Work required:
Set down each record that follows exactly. Drop the images.

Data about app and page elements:
────

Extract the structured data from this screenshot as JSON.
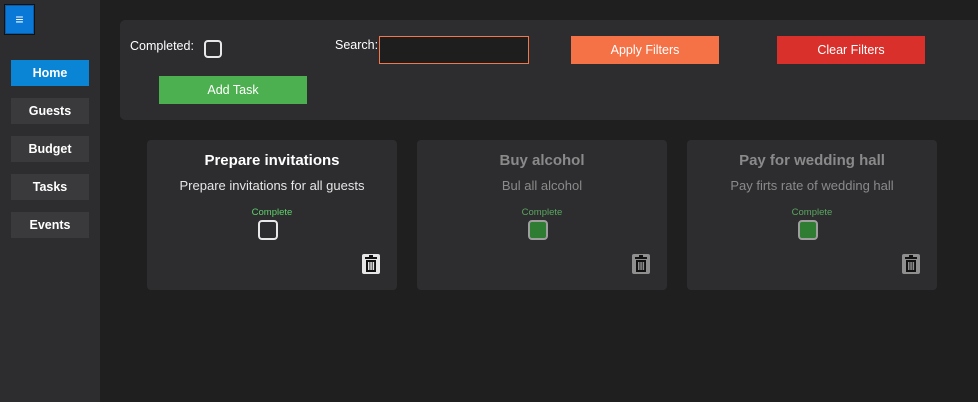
{
  "sidebar": {
    "menu_icon": "hamburger-icon",
    "menu_glyph": "≡",
    "items": [
      {
        "label": "Home"
      },
      {
        "label": "Guests"
      },
      {
        "label": "Budget"
      },
      {
        "label": "Tasks"
      },
      {
        "label": "Events"
      }
    ]
  },
  "filters": {
    "completed_label": "Completed:",
    "search_label": "Search:",
    "search_value": "",
    "apply_label": "Apply Filters",
    "clear_label": "Clear Filters",
    "add_label": "Add Task"
  },
  "tasks": [
    {
      "title": "Prepare invitations",
      "description": "Prepare invitations for all guests",
      "complete_label": "Complete",
      "completed": false
    },
    {
      "title": "Buy alcohol",
      "description": "Bul all alcohol",
      "complete_label": "Complete",
      "completed": true
    },
    {
      "title": "Pay for wedding hall",
      "description": "Pay firts rate of wedding hall",
      "complete_label": "Complete",
      "completed": true
    }
  ],
  "colors": {
    "accent_blue": "#0a84d4",
    "apply_orange": "#f57146",
    "clear_red": "#d9302b",
    "add_green": "#4caf50",
    "complete_green": "#2e7d32"
  }
}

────

Solution to this exercise:
Extract the structured data from this screenshot as JSON.
{
  "sidebar": {
    "menu_icon": "hamburger-icon",
    "menu_glyph": "≡",
    "items": [
      {
        "label": "Home"
      },
      {
        "label": "Guests"
      },
      {
        "label": "Budget"
      },
      {
        "label": "Tasks"
      },
      {
        "label": "Events"
      }
    ]
  },
  "filters": {
    "completed_label": "Completed:",
    "search_label": "Search:",
    "search_value": "",
    "apply_label": "Apply Filters",
    "clear_label": "Clear Filters",
    "add_label": "Add Task"
  },
  "tasks": [
    {
      "title": "Prepare invitations",
      "description": "Prepare invitations for all guests",
      "complete_label": "Complete",
      "completed": false
    },
    {
      "title": "Buy alcohol",
      "description": "Bul all alcohol",
      "complete_label": "Complete",
      "completed": true
    },
    {
      "title": "Pay for wedding hall",
      "description": "Pay firts rate of wedding hall",
      "complete_label": "Complete",
      "completed": true
    }
  ],
  "colors": {
    "accent_blue": "#0a84d4",
    "apply_orange": "#f57146",
    "clear_red": "#d9302b",
    "add_green": "#4caf50",
    "complete_green": "#2e7d32"
  }
}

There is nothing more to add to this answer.